(Exercise goal)
An exact, complete copy of the entries below is required, minus any pictures.

(Dataset rows describing interfaces)
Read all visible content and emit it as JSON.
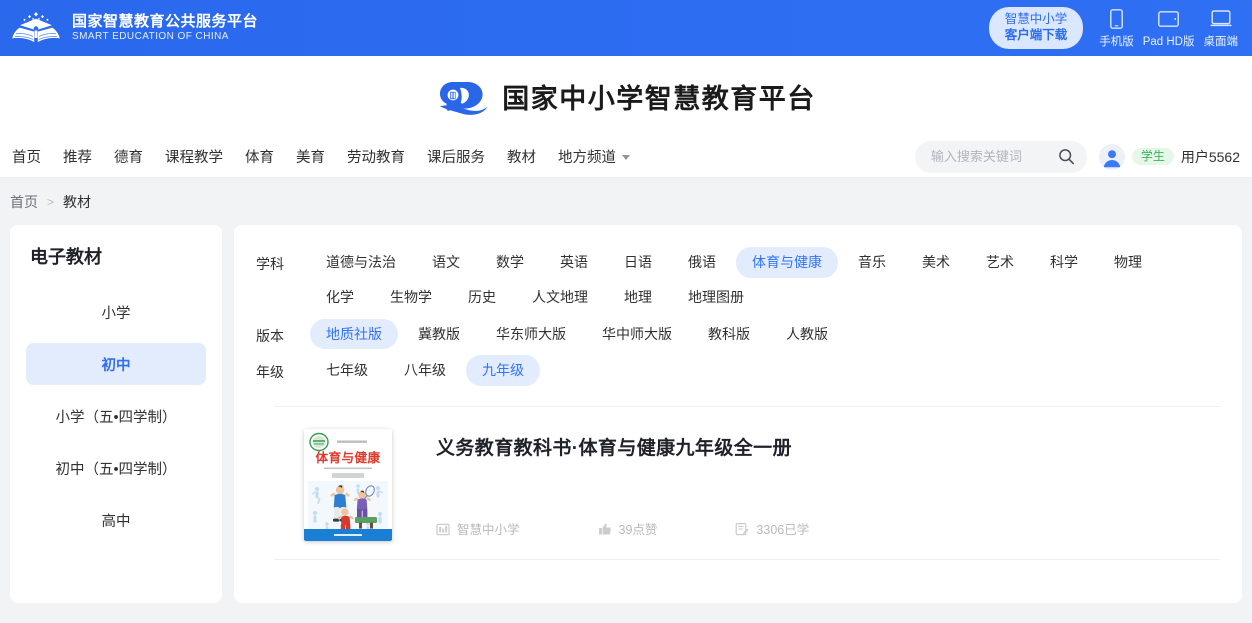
{
  "topbar": {
    "logo_icon": "open-book-logo",
    "brand_cn": "国家智慧教育公共服务平台",
    "brand_en": "SMART EDUCATION OF CHINA",
    "client_pill": {
      "line1": "智慧中小学",
      "line2": "客户端下载"
    },
    "devices": [
      {
        "icon": "phone-icon",
        "label": "手机版"
      },
      {
        "icon": "tablet-icon",
        "label": "Pad HD版"
      },
      {
        "icon": "desktop-icon",
        "label": "桌面端"
      }
    ]
  },
  "subheader": {
    "logo_icon": "cloud-book-logo",
    "title": "国家中小学智慧教育平台"
  },
  "nav": {
    "items": [
      {
        "label": "首页",
        "caret": false
      },
      {
        "label": "推荐",
        "caret": false
      },
      {
        "label": "德育",
        "caret": false
      },
      {
        "label": "课程教学",
        "caret": false
      },
      {
        "label": "体育",
        "caret": false
      },
      {
        "label": "美育",
        "caret": false
      },
      {
        "label": "劳动教育",
        "caret": false
      },
      {
        "label": "课后服务",
        "caret": false
      },
      {
        "label": "教材",
        "caret": false
      },
      {
        "label": "地方频道",
        "caret": true
      }
    ],
    "search": {
      "placeholder": "输入搜索关键词",
      "value": "",
      "icon": "search-icon"
    },
    "user": {
      "avatar_icon": "user-avatar-icon",
      "role_badge": "学生",
      "name": "用户5562"
    }
  },
  "breadcrumb": {
    "home": "首页",
    "separator": ">",
    "current": "教材"
  },
  "sidebar": {
    "title": "电子教材",
    "items": [
      {
        "label": "小学",
        "active": false
      },
      {
        "label": "初中",
        "active": true
      },
      {
        "label": "小学（五•四学制）",
        "active": false
      },
      {
        "label": "初中（五•四学制）",
        "active": false
      },
      {
        "label": "高中",
        "active": false
      }
    ]
  },
  "filters": [
    {
      "label": "学科",
      "options": [
        "道德与法治",
        "语文",
        "数学",
        "英语",
        "日语",
        "俄语",
        "体育与健康",
        "音乐",
        "美术",
        "艺术",
        "科学",
        "物理",
        "化学",
        "生物学",
        "历史",
        "人文地理",
        "地理",
        "地理图册"
      ],
      "selected": "体育与健康"
    },
    {
      "label": "版本",
      "options": [
        "地质社版",
        "冀教版",
        "华东师大版",
        "华中师大版",
        "教科版",
        "人教版"
      ],
      "selected": "地质社版"
    },
    {
      "label": "年级",
      "options": [
        "七年级",
        "八年级",
        "九年级"
      ],
      "selected": "九年级"
    }
  ],
  "results": [
    {
      "cover": {
        "publisher_tag": "义务教育教科书",
        "title": "体育与健康",
        "subtitle": "九年级 全一册",
        "badge": "教育部审定"
      },
      "title": "义务教育教科书·体育与健康九年级全一册",
      "meta": [
        {
          "icon": "publisher-icon",
          "text": "智慧中小学"
        },
        {
          "icon": "thumbs-up-icon",
          "text": "39点赞"
        },
        {
          "icon": "study-icon",
          "text": "3306已学"
        }
      ]
    }
  ],
  "colors": {
    "header_blue": "#2d6df2",
    "accent_blue": "#3274f6",
    "chip_active_bg": "#e3ecfd",
    "badge_green": "#3bb35b",
    "badge_green_bg": "#e6f7ea",
    "page_bg": "#f2f3f5"
  }
}
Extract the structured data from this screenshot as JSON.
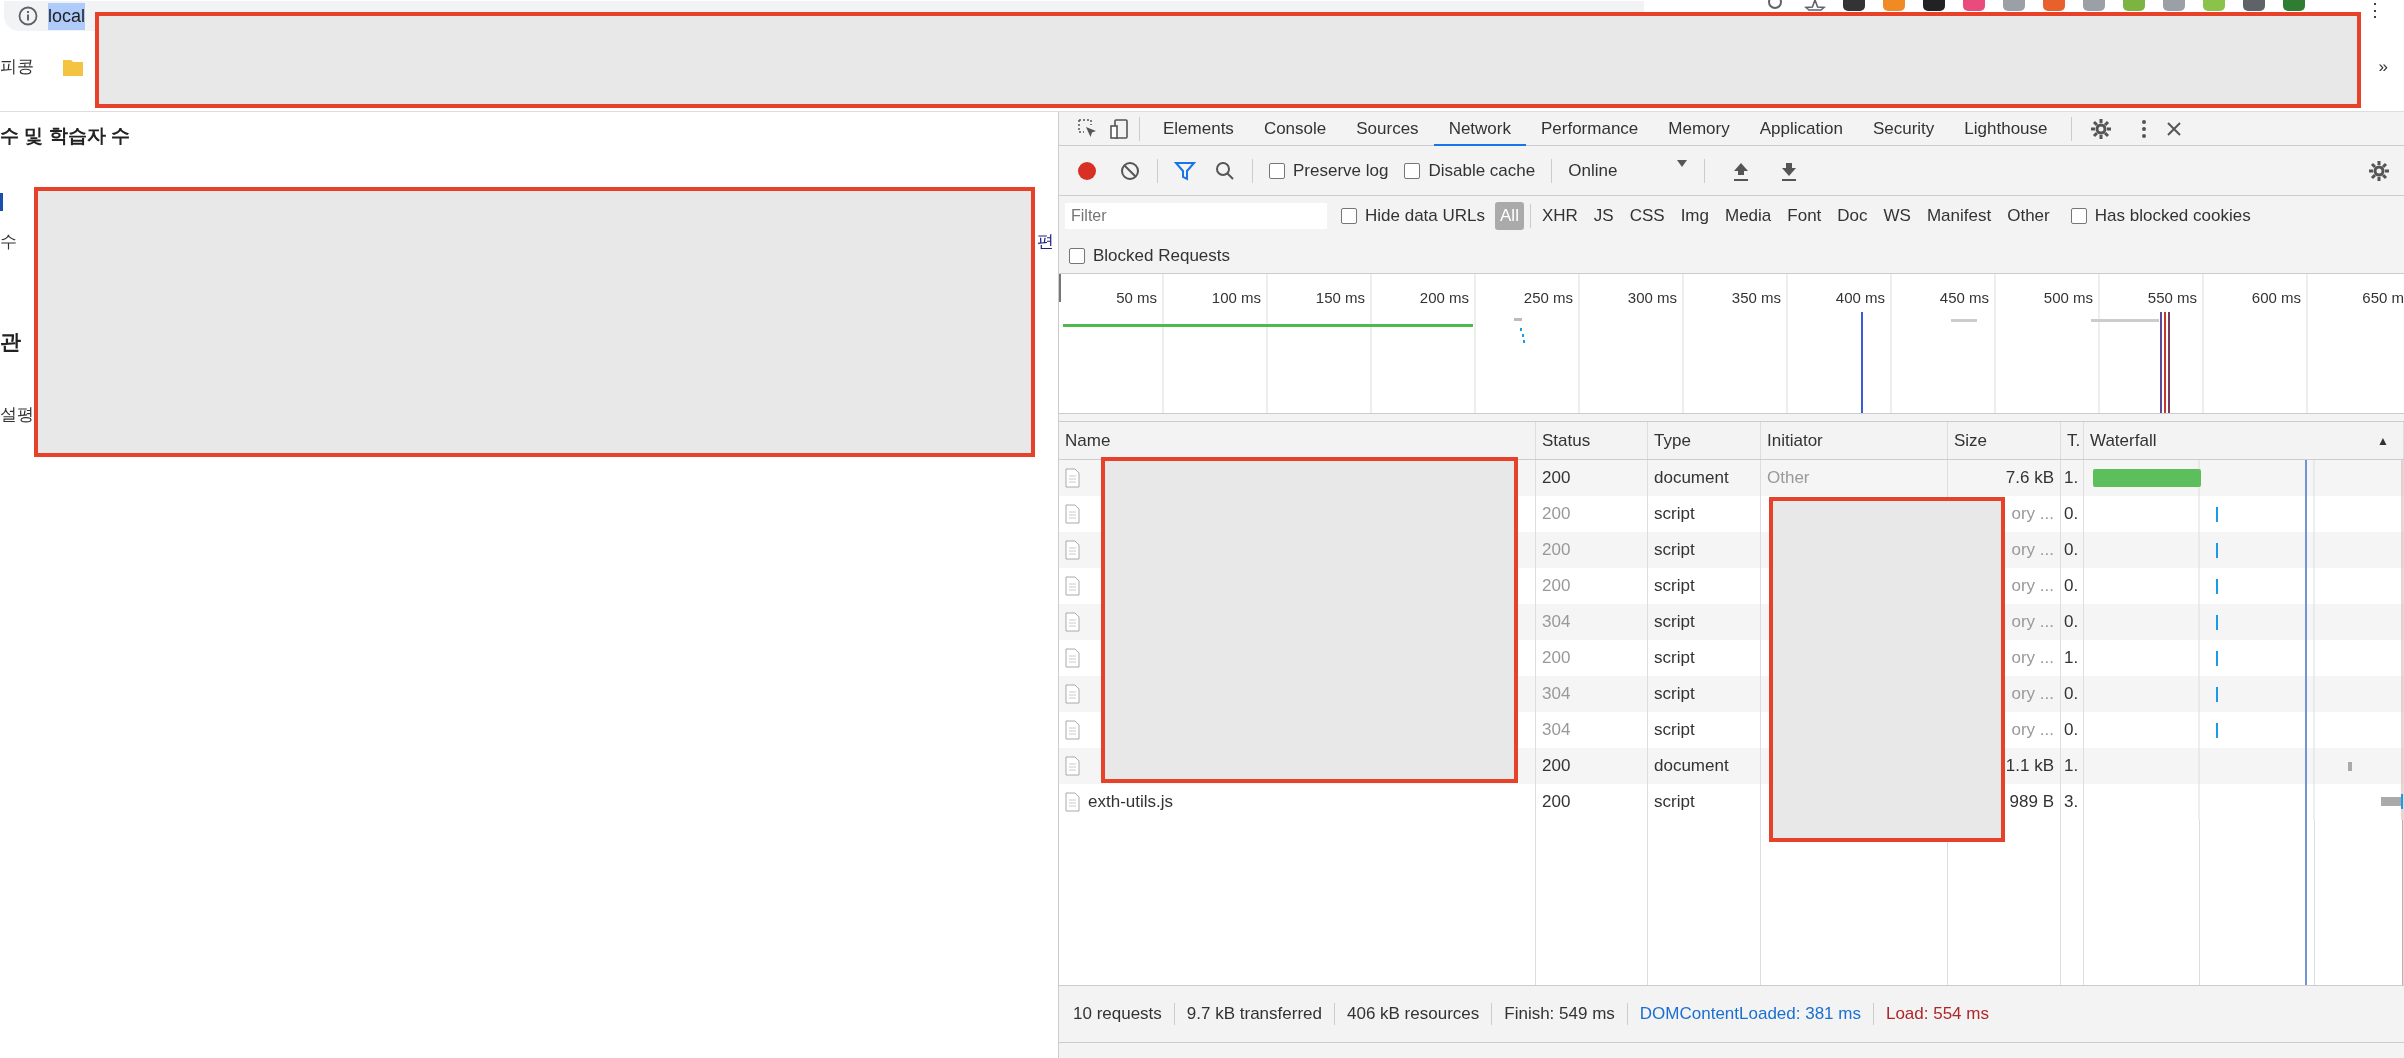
{
  "browser": {
    "url": "local",
    "bookmarks": [
      {
        "label": "피콩"
      }
    ],
    "bookmarks_more": "»",
    "menu": "⋮"
  },
  "page": {
    "texts": [
      {
        "kind": "heading",
        "text": "수 및 학습자 수"
      },
      {
        "kind": "marker"
      },
      {
        "kind": "row",
        "text": "수",
        "side_text": "편"
      },
      {
        "kind": "section",
        "text": "관"
      },
      {
        "kind": "plain",
        "text": "설평"
      }
    ]
  },
  "devtools": {
    "tabs": [
      {
        "label": "Elements",
        "selected": false
      },
      {
        "label": "Console",
        "selected": false
      },
      {
        "label": "Sources",
        "selected": false
      },
      {
        "label": "Network",
        "selected": true
      },
      {
        "label": "Performance",
        "selected": false
      },
      {
        "label": "Memory",
        "selected": false
      },
      {
        "label": "Application",
        "selected": false
      },
      {
        "label": "Security",
        "selected": false
      },
      {
        "label": "Lighthouse",
        "selected": false
      }
    ],
    "toolbar": {
      "recording": true,
      "preserve_log": {
        "label": "Preserve log",
        "checked": false
      },
      "disable_cache": {
        "label": "Disable cache",
        "checked": false
      },
      "throttling": "Online"
    },
    "filter": {
      "placeholder": "Filter",
      "hide_data_urls": {
        "label": "Hide data URLs",
        "checked": false
      },
      "types": [
        {
          "label": "All",
          "selected": true
        },
        {
          "label": "XHR",
          "selected": false
        },
        {
          "label": "JS",
          "selected": false
        },
        {
          "label": "CSS",
          "selected": false
        },
        {
          "label": "Img",
          "selected": false
        },
        {
          "label": "Media",
          "selected": false
        },
        {
          "label": "Font",
          "selected": false
        },
        {
          "label": "Doc",
          "selected": false
        },
        {
          "label": "WS",
          "selected": false
        },
        {
          "label": "Manifest",
          "selected": false
        },
        {
          "label": "Other",
          "selected": false
        }
      ],
      "has_blocked_cookies": {
        "label": "Has blocked cookies",
        "checked": false
      },
      "blocked_requests": {
        "label": "Blocked Requests",
        "checked": false
      }
    },
    "timeline": {
      "ticks": [
        "50 ms",
        "100 ms",
        "150 ms",
        "200 ms",
        "250 ms",
        "300 ms",
        "350 ms",
        "400 ms",
        "450 ms",
        "500 ms",
        "550 ms",
        "600 ms",
        "650 m"
      ]
    },
    "table": {
      "columns": [
        "Name",
        "Status",
        "Type",
        "Initiator",
        "Size",
        "T.",
        "Waterfall"
      ],
      "sort_indicator": "▲",
      "rows": [
        {
          "status": "200",
          "type": "document",
          "initiator": "Other",
          "size": "7.6 kB",
          "time": "1.",
          "from_cache": false
        },
        {
          "status": "200",
          "type": "script",
          "size": "ory ...",
          "time": "0.",
          "from_cache": true
        },
        {
          "status": "200",
          "type": "script",
          "size": "ory ...",
          "time": "0.",
          "from_cache": true
        },
        {
          "status": "200",
          "type": "script",
          "size": "ory ...",
          "time": "0.",
          "from_cache": true
        },
        {
          "status": "304",
          "type": "script",
          "size": "ory ...",
          "time": "0.",
          "from_cache": true
        },
        {
          "status": "200",
          "type": "script",
          "size": "ory ...",
          "time": "1.",
          "from_cache": true
        },
        {
          "status": "304",
          "type": "script",
          "size": "ory ...",
          "time": "0.",
          "from_cache": true
        },
        {
          "status": "304",
          "type": "script",
          "size": "ory ...",
          "time": "0.",
          "from_cache": true
        },
        {
          "status": "200",
          "type": "document",
          "size": "1.1 kB",
          "time": "1.",
          "from_cache": false
        },
        {
          "name": "exth-utils.js",
          "status": "200",
          "type": "script",
          "size": "989 B",
          "time": "3.",
          "from_cache": false
        }
      ]
    },
    "status_bar": [
      {
        "kind": "plain",
        "text": "10 requests"
      },
      {
        "kind": "plain",
        "text": "9.7 kB transferred"
      },
      {
        "kind": "plain",
        "text": "406 kB resources"
      },
      {
        "kind": "plain",
        "text": "Finish: 549 ms"
      },
      {
        "kind": "dcl",
        "text": "DOMContentLoaded: 381 ms"
      },
      {
        "kind": "load",
        "text": "Load: 554 ms"
      }
    ]
  }
}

(Result for this task)
Read all visible content and emit it as JSON.
{
  "topbar": {
    "logo_icon": "open-book-logo",
    "brand_cn": "国家智慧教育公共服务平台",
    "brand_en": "SMART EDUCATION OF CHINA",
    "client_pill": {
      "line1": "智慧中小学",
      "line2": "客户端下载"
    },
    "devices": [
      {
        "icon": "phone-icon",
        "label": "手机版"
      },
      {
        "icon": "tablet-icon",
        "label": "Pad HD版"
      },
      {
        "icon": "desktop-icon",
        "label": "桌面端"
      }
    ]
  },
  "subheader": {
    "logo_icon": "cloud-book-logo",
    "title": "国家中小学智慧教育平台"
  },
  "nav": {
    "items": [
      {
        "label": "首页",
        "caret": false
      },
      {
        "label": "推荐",
        "caret": false
      },
      {
        "label": "德育",
        "caret": false
      },
      {
        "label": "课程教学",
        "caret": false
      },
      {
        "label": "体育",
        "caret": false
      },
      {
        "label": "美育",
        "caret": false
      },
      {
        "label": "劳动教育",
        "caret": false
      },
      {
        "label": "课后服务",
        "caret": false
      },
      {
        "label": "教材",
        "caret": false
      },
      {
        "label": "地方频道",
        "caret": true
      }
    ],
    "search": {
      "placeholder": "输入搜索关键词",
      "value": "",
      "icon": "search-icon"
    },
    "user": {
      "avatar_icon": "user-avatar-icon",
      "role_badge": "学生",
      "name": "用户5562"
    }
  },
  "breadcrumb": {
    "home": "首页",
    "separator": ">",
    "current": "教材"
  },
  "sidebar": {
    "title": "电子教材",
    "items": [
      {
        "label": "小学",
        "active": false
      },
      {
        "label": "初中",
        "active": true
      },
      {
        "label": "小学（五•四学制）",
        "active": false
      },
      {
        "label": "初中（五•四学制）",
        "active": false
      },
      {
        "label": "高中",
        "active": false
      }
    ]
  },
  "filters": [
    {
      "label": "学科",
      "options": [
        "道德与法治",
        "语文",
        "数学",
        "英语",
        "日语",
        "俄语",
        "体育与健康",
        "音乐",
        "美术",
        "艺术",
        "科学",
        "物理",
        "化学",
        "生物学",
        "历史",
        "人文地理",
        "地理",
        "地理图册"
      ],
      "selected": "体育与健康"
    },
    {
      "label": "版本",
      "options": [
        "地质社版",
        "冀教版",
        "华东师大版",
        "华中师大版",
        "教科版",
        "人教版"
      ],
      "selected": "地质社版"
    },
    {
      "label": "年级",
      "options": [
        "七年级",
        "八年级",
        "九年级"
      ],
      "selected": "九年级"
    }
  ],
  "results": [
    {
      "cover": {
        "publisher_tag": "义务教育教科书",
        "title": "体育与健康",
        "subtitle": "九年级 全一册",
        "badge": "教育部审定"
      },
      "title": "义务教育教科书·体育与健康九年级全一册",
      "meta": [
        {
          "icon": "publisher-icon",
          "text": "智慧中小学"
        },
        {
          "icon": "thumbs-up-icon",
          "text": "39点赞"
        },
        {
          "icon": "study-icon",
          "text": "3306已学"
        }
      ]
    }
  ],
  "colors": {
    "header_blue": "#2d6df2",
    "accent_blue": "#3274f6",
    "chip_active_bg": "#e3ecfd",
    "badge_green": "#3bb35b",
    "badge_green_bg": "#e6f7ea",
    "page_bg": "#f2f3f5"
  }
}
Extract the structured data from this screenshot as JSON.
{
  "browser": {
    "url": "local",
    "bookmarks": [
      {
        "label": "피콩"
      }
    ],
    "bookmarks_more": "»",
    "menu": "⋮"
  },
  "page": {
    "texts": [
      {
        "kind": "heading",
        "text": "수 및 학습자 수"
      },
      {
        "kind": "marker"
      },
      {
        "kind": "row",
        "text": "수",
        "side_text": "편"
      },
      {
        "kind": "section",
        "text": "관"
      },
      {
        "kind": "plain",
        "text": "설평"
      }
    ]
  },
  "devtools": {
    "tabs": [
      {
        "label": "Elements",
        "selected": false
      },
      {
        "label": "Console",
        "selected": false
      },
      {
        "label": "Sources",
        "selected": false
      },
      {
        "label": "Network",
        "selected": true
      },
      {
        "label": "Performance",
        "selected": false
      },
      {
        "label": "Memory",
        "selected": false
      },
      {
        "label": "Application",
        "selected": false
      },
      {
        "label": "Security",
        "selected": false
      },
      {
        "label": "Lighthouse",
        "selected": false
      }
    ],
    "toolbar": {
      "recording": true,
      "preserve_log": {
        "label": "Preserve log",
        "checked": false
      },
      "disable_cache": {
        "label": "Disable cache",
        "checked": false
      },
      "throttling": "Online"
    },
    "filter": {
      "placeholder": "Filter",
      "hide_data_urls": {
        "label": "Hide data URLs",
        "checked": false
      },
      "types": [
        {
          "label": "All",
          "selected": true
        },
        {
          "label": "XHR",
          "selected": false
        },
        {
          "label": "JS",
          "selected": false
        },
        {
          "label": "CSS",
          "selected": false
        },
        {
          "label": "Img",
          "selected": false
        },
        {
          "label": "Media",
          "selected": false
        },
        {
          "label": "Font",
          "selected": false
        },
        {
          "label": "Doc",
          "selected": false
        },
        {
          "label": "WS",
          "selected": false
        },
        {
          "label": "Manifest",
          "selected": false
        },
        {
          "label": "Other",
          "selected": false
        }
      ],
      "has_blocked_cookies": {
        "label": "Has blocked cookies",
        "checked": false
      },
      "blocked_requests": {
        "label": "Blocked Requests",
        "checked": false
      }
    },
    "timeline": {
      "ticks": [
        "50 ms",
        "100 ms",
        "150 ms",
        "200 ms",
        "250 ms",
        "300 ms",
        "350 ms",
        "400 ms",
        "450 ms",
        "500 ms",
        "550 ms",
        "600 ms",
        "650 m"
      ]
    },
    "table": {
      "columns": [
        "Name",
        "Status",
        "Type",
        "Initiator",
        "Size",
        "T.",
        "Waterfall"
      ],
      "sort_indicator": "▲",
      "rows": [
        {
          "status": "200",
          "type": "document",
          "initiator": "Other",
          "size": "7.6 kB",
          "time": "1.",
          "from_cache": false
        },
        {
          "status": "200",
          "type": "script",
          "size": "ory ...",
          "time": "0.",
          "from_cache": true
        },
        {
          "status": "200",
          "type": "script",
          "size": "ory ...",
          "time": "0.",
          "from_cache": true
        },
        {
          "status": "200",
          "type": "script",
          "size": "ory ...",
          "time": "0.",
          "from_cache": true
        },
        {
          "status": "304",
          "type": "script",
          "size": "ory ...",
          "time": "0.",
          "from_cache": true
        },
        {
          "status": "200",
          "type": "script",
          "size": "ory ...",
          "time": "1.",
          "from_cache": true
        },
        {
          "status": "304",
          "type": "script",
          "size": "ory ...",
          "time": "0.",
          "from_cache": true
        },
        {
          "status": "304",
          "type": "script",
          "size": "ory ...",
          "time": "0.",
          "from_cache": true
        },
        {
          "status": "200",
          "type": "document",
          "size": "1.1 kB",
          "time": "1.",
          "from_cache": false
        },
        {
          "name": "exth-utils.js",
          "status": "200",
          "type": "script",
          "size": "989 B",
          "time": "3.",
          "from_cache": false
        }
      ]
    },
    "status_bar": [
      {
        "kind": "plain",
        "text": "10 requests"
      },
      {
        "kind": "plain",
        "text": "9.7 kB transferred"
      },
      {
        "kind": "plain",
        "text": "406 kB resources"
      },
      {
        "kind": "plain",
        "text": "Finish: 549 ms"
      },
      {
        "kind": "dcl",
        "text": "DOMContentLoaded: 381 ms"
      },
      {
        "kind": "load",
        "text": "Load: 554 ms"
      }
    ]
  }
}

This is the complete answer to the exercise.